The Councils are already able to apply for EU funding
in a range of – it has to be admitted, rather complicated – ways.
The European Regional Development Fund helps
regeneration in less developed areas of the EU. Projects have to comply
with three themes of sustainability, equal opportunities and social
inclusion. In the budget up to this year, Scotland received over €480
million under the scheme.
But we could be getting more. While some of our
councils have managed to get to grips with the complexities of putting
in applications, others feel overwhelmed by it. There is lots of online
information as well as some useful links here:
Although I accept that when people start hearing
about the institutions of Europe they can’t be blamed for starting to
switch off but I do feel that this is an important source of funds to
some of Scotland’s most disadvantaged areas.
This is a good example of one of the reasons why I’d
like to be elected to the European Parliament. I would then be better
placed to provide information to Scotland’s councils in terms that are
more workable. Hopefully then, those councils themselves might be better
equipped to make those applications for funding.
And of course as an independent country, Scotland
would immediately receive more EU Structural Funds and have the freedom
to decide upon the best distribution of those funds.
But it’s good news that the Commission wants to give
local authorities more of a voice and I hope the Scottish ones exploit
The Commission says it’s taking “a territorial
approach to development” and says it could “trigger a change in the
quality of citizens’ life and wellbeing”.
Behind this is the Commission’s recognition that it
needs to decentralise more and that this will help boost what those
local authorities can do. They say they want to involve local authority
associations in the implementation of the programmes it finances and
help in the establishment of partnerships between its own local
authority associations and those of partner countries.
There’s a real indicator here that the Commission
wants to develop more political, administrative and fiscal autonomy for
local authorities, bringing them more actively into the whole

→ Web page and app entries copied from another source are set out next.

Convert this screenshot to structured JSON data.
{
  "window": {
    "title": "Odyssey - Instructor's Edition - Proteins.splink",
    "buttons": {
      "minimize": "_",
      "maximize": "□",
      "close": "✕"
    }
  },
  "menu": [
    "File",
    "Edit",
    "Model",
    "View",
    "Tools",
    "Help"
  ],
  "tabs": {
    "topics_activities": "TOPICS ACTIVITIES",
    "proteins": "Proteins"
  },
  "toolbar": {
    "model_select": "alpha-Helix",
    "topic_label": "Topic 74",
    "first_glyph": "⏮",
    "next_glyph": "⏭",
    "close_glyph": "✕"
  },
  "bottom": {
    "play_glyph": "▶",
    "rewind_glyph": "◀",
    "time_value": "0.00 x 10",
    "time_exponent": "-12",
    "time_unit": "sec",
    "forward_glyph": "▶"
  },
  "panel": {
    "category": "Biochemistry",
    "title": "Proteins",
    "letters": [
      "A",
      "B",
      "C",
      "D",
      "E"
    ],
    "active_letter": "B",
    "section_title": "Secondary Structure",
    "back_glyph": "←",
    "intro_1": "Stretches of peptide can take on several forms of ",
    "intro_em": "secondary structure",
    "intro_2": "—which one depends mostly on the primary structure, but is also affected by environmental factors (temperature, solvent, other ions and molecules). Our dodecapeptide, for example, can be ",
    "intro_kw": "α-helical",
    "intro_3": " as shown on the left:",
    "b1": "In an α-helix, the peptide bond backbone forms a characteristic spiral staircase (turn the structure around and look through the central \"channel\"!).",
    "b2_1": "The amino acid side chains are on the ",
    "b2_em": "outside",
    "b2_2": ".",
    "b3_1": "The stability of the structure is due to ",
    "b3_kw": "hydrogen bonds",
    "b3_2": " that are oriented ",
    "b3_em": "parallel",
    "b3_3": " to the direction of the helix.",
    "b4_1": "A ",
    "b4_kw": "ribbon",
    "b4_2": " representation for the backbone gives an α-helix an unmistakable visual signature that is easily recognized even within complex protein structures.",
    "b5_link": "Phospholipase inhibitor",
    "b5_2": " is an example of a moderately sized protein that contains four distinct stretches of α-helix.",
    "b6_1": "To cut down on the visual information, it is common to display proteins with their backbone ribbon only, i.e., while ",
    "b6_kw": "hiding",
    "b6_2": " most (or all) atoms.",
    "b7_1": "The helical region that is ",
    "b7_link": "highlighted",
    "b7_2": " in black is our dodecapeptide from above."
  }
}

The EU includes 500 million people. Its Commission is
well aware that each member nation wants to be involved in the action.
An independent Scotland will be there too.